[[ The data open ]]

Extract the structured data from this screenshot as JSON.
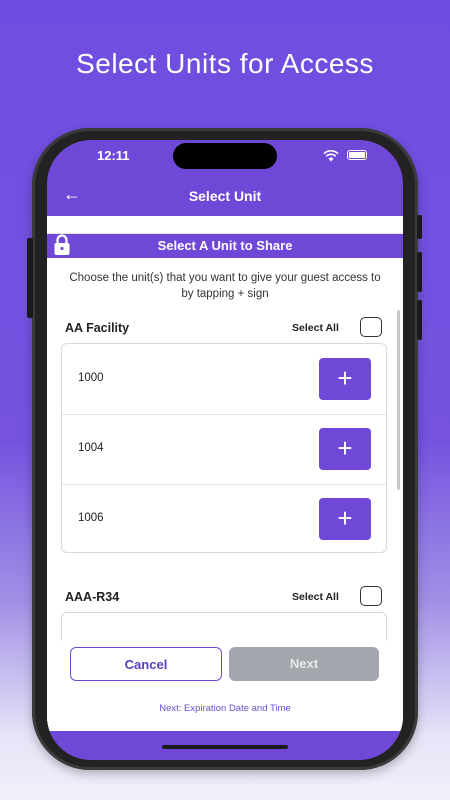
{
  "headline": "Select Units for Access",
  "status_bar": {
    "time": "12:11",
    "wifi_icon": "wifi-icon",
    "battery_icon": "battery-icon"
  },
  "nav": {
    "back_icon": "arrow-left-icon",
    "title": "Select Unit"
  },
  "banner": {
    "lock_icon": "lock-icon",
    "title": "Select A Unit to Share"
  },
  "instructions": "Choose the unit(s) that you want to give your guest access to by tapping + sign",
  "groups": [
    {
      "name": "AA Facility",
      "select_all_label": "Select All",
      "units": [
        {
          "label": "1000",
          "action": "+"
        },
        {
          "label": "1004",
          "action": "+"
        },
        {
          "label": "1006",
          "action": "+"
        }
      ]
    },
    {
      "name": "AAA-R34",
      "select_all_label": "Select All",
      "units": []
    }
  ],
  "footer": {
    "cancel_label": "Cancel",
    "next_label": "Next",
    "next_hint": "Next: Expiration Date and Time"
  },
  "colors": {
    "primary": "#7048d8",
    "disabled_button": "#a3a6ad",
    "background": "#6f4de0"
  }
}
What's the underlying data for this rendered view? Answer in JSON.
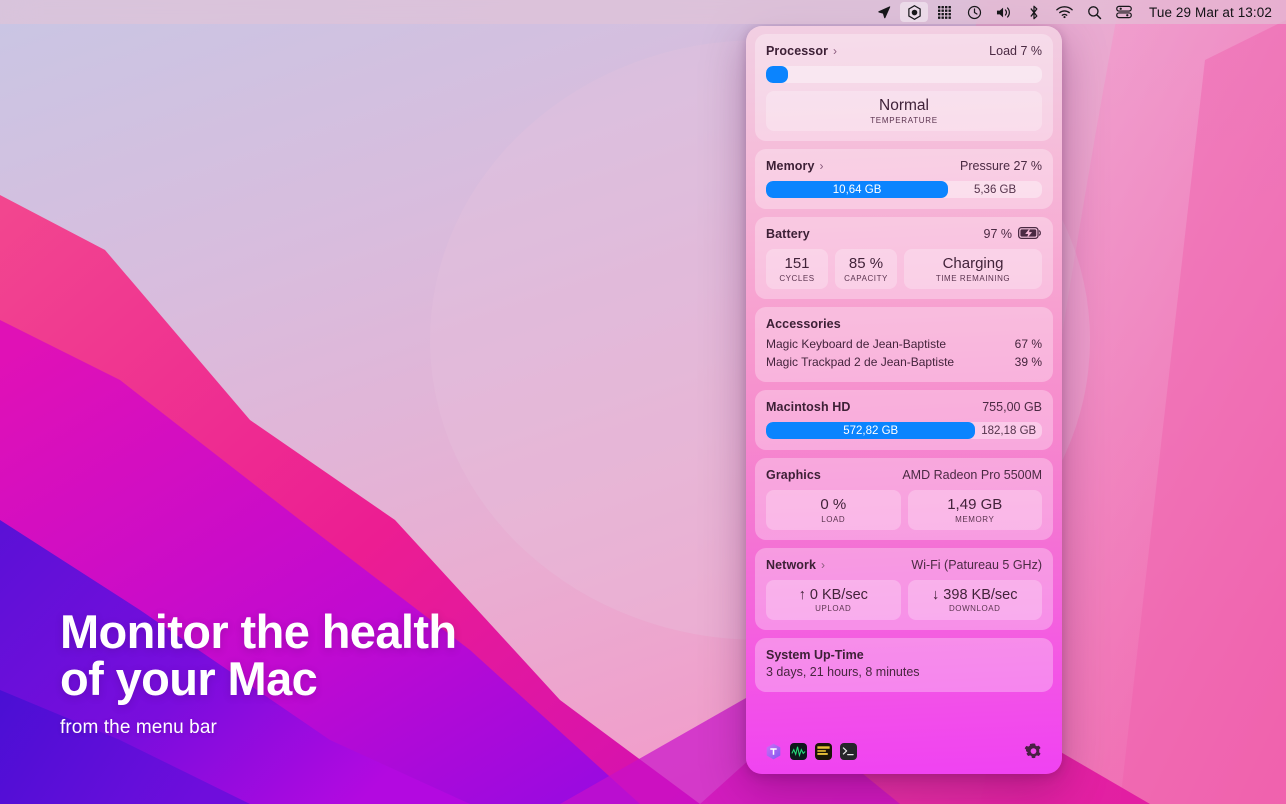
{
  "menubar": {
    "icons": [
      {
        "name": "location-arrow-icon",
        "glyph": "➤"
      },
      {
        "name": "screen-recording-icon",
        "glyph": "◉"
      },
      {
        "name": "control-grid-icon",
        "glyph": "▦"
      },
      {
        "name": "time-machine-icon",
        "glyph": "◷"
      },
      {
        "name": "volume-icon",
        "glyph": "🔊"
      },
      {
        "name": "bluetooth-icon",
        "glyph": "✳"
      },
      {
        "name": "wifi-icon",
        "glyph": "◗"
      },
      {
        "name": "search-icon",
        "glyph": "🔍"
      },
      {
        "name": "control-center-icon",
        "glyph": "▤"
      }
    ],
    "clock": "Tue 29 Mar at  13:02"
  },
  "panel": {
    "processor": {
      "title": "Processor",
      "chevron": "›",
      "right": "Load 7 %",
      "load_percent": 7,
      "temperature_value": "Normal",
      "temperature_label": "TEMPERATURE"
    },
    "memory": {
      "title": "Memory",
      "chevron": "›",
      "right": "Pressure 27 %",
      "used": "10,64 GB",
      "free": "5,36 GB",
      "used_percent": 66
    },
    "battery": {
      "title": "Battery",
      "right": "97 %",
      "percent": 97,
      "cycles_value": "151",
      "cycles_label": "CYCLES",
      "capacity_value": "85 %",
      "capacity_label": "CAPACITY",
      "status_value": "Charging",
      "status_label": "TIME REMAINING"
    },
    "accessories": {
      "title": "Accessories",
      "items": [
        {
          "name": "Magic Keyboard de Jean-Baptiste",
          "level": "67 %"
        },
        {
          "name": "Magic Trackpad 2 de Jean-Baptiste",
          "level": "39 %"
        }
      ]
    },
    "disk": {
      "title": "Macintosh HD",
      "right": "755,00 GB",
      "used": "572,82 GB",
      "free": "182,18 GB",
      "used_percent": 75.9
    },
    "graphics": {
      "title": "Graphics",
      "right": "AMD Radeon Pro 5500M",
      "load_value": "0 %",
      "load_label": "LOAD",
      "memory_value": "1,49 GB",
      "memory_label": "MEMORY"
    },
    "network": {
      "title": "Network",
      "chevron": "›",
      "right": "Wi-Fi (Patureau 5 GHz)",
      "upload_value": "↑ 0 KB/sec",
      "upload_label": "UPLOAD",
      "download_value": "↓ 398 KB/sec",
      "download_label": "DOWNLOAD"
    },
    "uptime": {
      "title": "System Up-Time",
      "value": "3 days, 21 hours, 8 minutes"
    },
    "footer": {
      "apps": [
        {
          "name": "app-icon-1"
        },
        {
          "name": "app-icon-2"
        },
        {
          "name": "app-icon-3"
        },
        {
          "name": "app-icon-4"
        }
      ],
      "settings_label": "Settings"
    }
  },
  "headline": {
    "line1": "Monitor the health",
    "line2": "of your Mac",
    "sub": "from the menu bar"
  },
  "colors": {
    "accent_blue": "#0b84fe",
    "panel_top": "#f2cfe2",
    "panel_bottom": "#f042f2"
  }
}
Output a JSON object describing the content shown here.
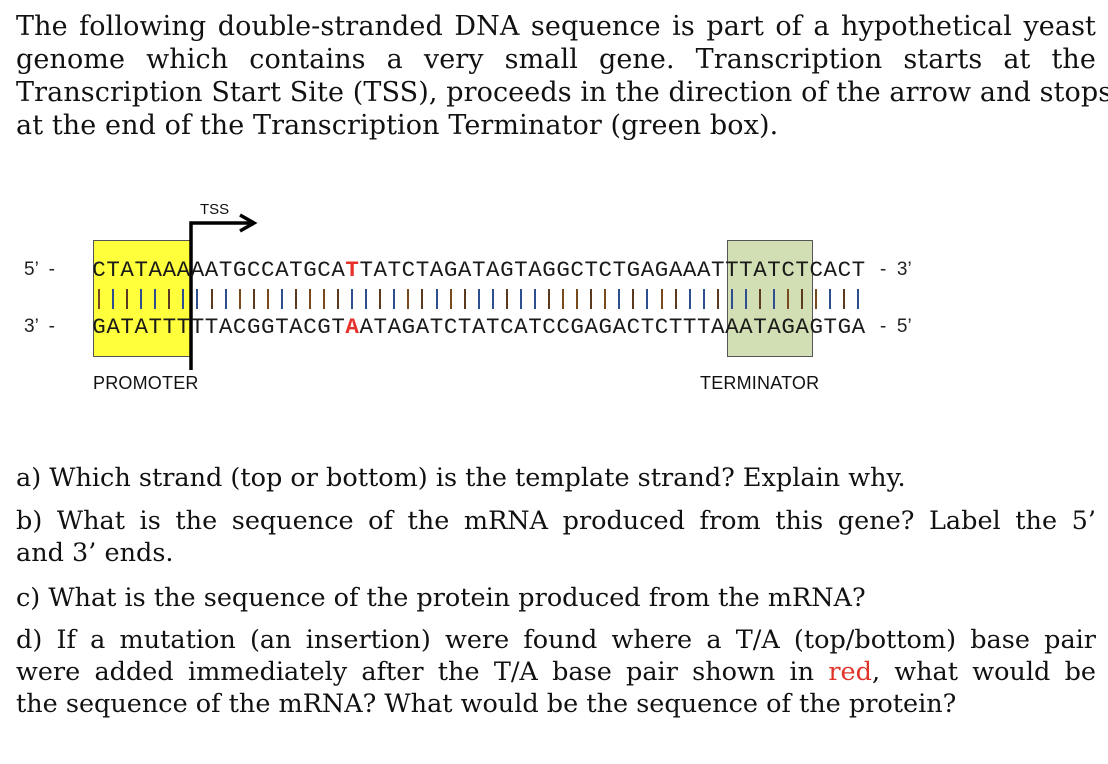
{
  "intro": {
    "lines": [
      "The following double-stranded DNA sequence is part of a hypothetical yeast",
      "genome which contains a very small gene. Transcription starts at the",
      "Transcription Start Site (TSS), proceeds in the direction of the arrow and stops",
      "at the end of the Transcription Terminator (green box)."
    ]
  },
  "diagram": {
    "tss_label": "TSS",
    "top_strand": {
      "left_label": "5’  -",
      "right_label": "-  3’",
      "sequence": "CTATAAAAATGCCATGCATTATCTAGATAGTAGGCTCTGAGAAATTTATCTCACT",
      "highlight_index": 18,
      "highlight_color": "#e8302a"
    },
    "bottom_strand": {
      "left_label": "3’  -",
      "right_label": "-  5’",
      "sequence": "GATATTTTTACGGTACGTAATAGATCTATCATCCGAGACTCTTTAAATAGAGTGA",
      "highlight_index": 18,
      "highlight_color": "#e8302a"
    },
    "promoter": {
      "label": "PROMOTER",
      "start": 0,
      "end": 6,
      "color": "#ffff3c"
    },
    "terminator": {
      "label": "TERMINATOR",
      "start": 45,
      "end": 50,
      "color": "#d2dfb4"
    }
  },
  "questions": {
    "a": {
      "lines": [
        "a) Which strand (top or bottom) is the template strand? Explain why."
      ]
    },
    "b": {
      "lines": [
        "b) What is the sequence of the mRNA produced from this gene? Label the 5’",
        "and 3’ ends."
      ]
    },
    "c": {
      "lines": [
        "c) What is the sequence of the protein produced from the mRNA?"
      ]
    },
    "d": {
      "line1": "d) If a mutation (an insertion) were found where a T/A (top/bottom) base pair",
      "line2_before": "were added immediately after the T/A base pair shown in ",
      "line2_red": "red",
      "line2_after": ", what would be",
      "line3": "the sequence of the mRNA? What would be the sequence of the protein?"
    }
  }
}
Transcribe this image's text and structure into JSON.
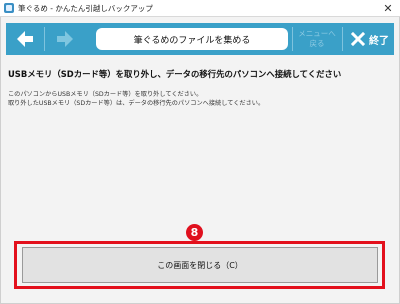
{
  "window": {
    "title": "筆ぐるめ - かんたん引越しバックアップ",
    "close_glyph": "✕"
  },
  "toolbar": {
    "back_icon": "arrow-left-icon",
    "forward_icon": "arrow-right-icon",
    "title": "筆ぐるめのファイルを集める",
    "menu_back_line1": "メニューへ",
    "menu_back_line2": "戻る",
    "exit_label": "終了",
    "bg_color": "#3aa0c8"
  },
  "main": {
    "heading": "USBメモリ（SDカード等）を取り外し、データの移行先のパソコンへ接続してください",
    "line1": "このパソコンからUSBメモリ（SDカード等）を取り外してください。",
    "line2": "取り外したUSBメモリ（SDカード等）は、データの移行先のパソコンへ接続してください。"
  },
  "callout": {
    "number": "8",
    "color": "#e3101c"
  },
  "footer": {
    "close_button_label": "この画面を閉じる（C）"
  }
}
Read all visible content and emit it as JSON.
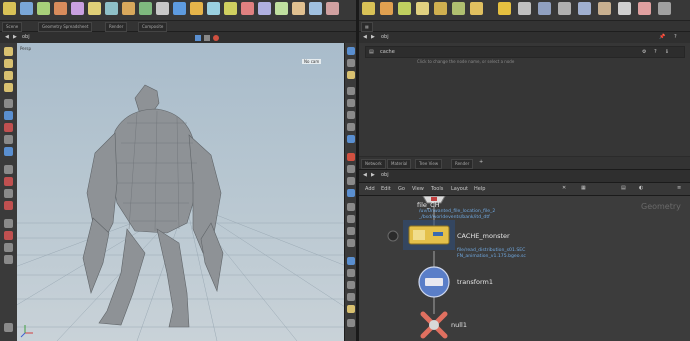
{
  "pane_tabs": [
    "Scene",
    "Geometry Spreadsheet",
    "Render",
    "Composite"
  ],
  "viewport": {
    "path": "obj",
    "label": "Persp",
    "camera_menu": "No cam"
  },
  "parameters": {
    "node": "cache",
    "message": "Click to change the node name, or select a node"
  },
  "network": {
    "tabs": [
      "Network",
      "Material",
      "Tree View",
      "Render"
    ],
    "path": "obj",
    "menu": [
      "Add",
      "Edit",
      "Go",
      "View",
      "Tools",
      "Layout",
      "Help"
    ],
    "context_label": "Geometry",
    "nodes": [
      {
        "name": "file_CH",
        "info_label": "",
        "info_lines": [
          "/uv/Unwanted_file_location_file_2",
          "_/bsd/worldevents/bank/itd_dtf"
        ]
      },
      {
        "name": "CACHE_monster",
        "info_label": "",
        "info_lines": [
          "file/read_distribution_s01.SEC",
          "FN_animation_v1.175.bgeo.sc"
        ]
      },
      {
        "name": "transform1"
      },
      {
        "name": "null1"
      }
    ]
  },
  "colors": {
    "accent_blue": "#3c6aa8",
    "node_file": "#dcdcdc",
    "node_cache": "#e4c04a",
    "node_xform": "#5a7ec8",
    "node_null": "#d8d8d8",
    "sky": "#b8c7d1"
  }
}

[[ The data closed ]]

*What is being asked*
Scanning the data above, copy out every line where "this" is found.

*Answer to the exercise*
Extract the structured data from this screenshot as JSON.
What's the underlying data for this rendered view? Answer in JSON.
        "b) What is the sequence of the mRNA produced from this gene? Label the 5’",
Transcribe this image's text and structure into JSON.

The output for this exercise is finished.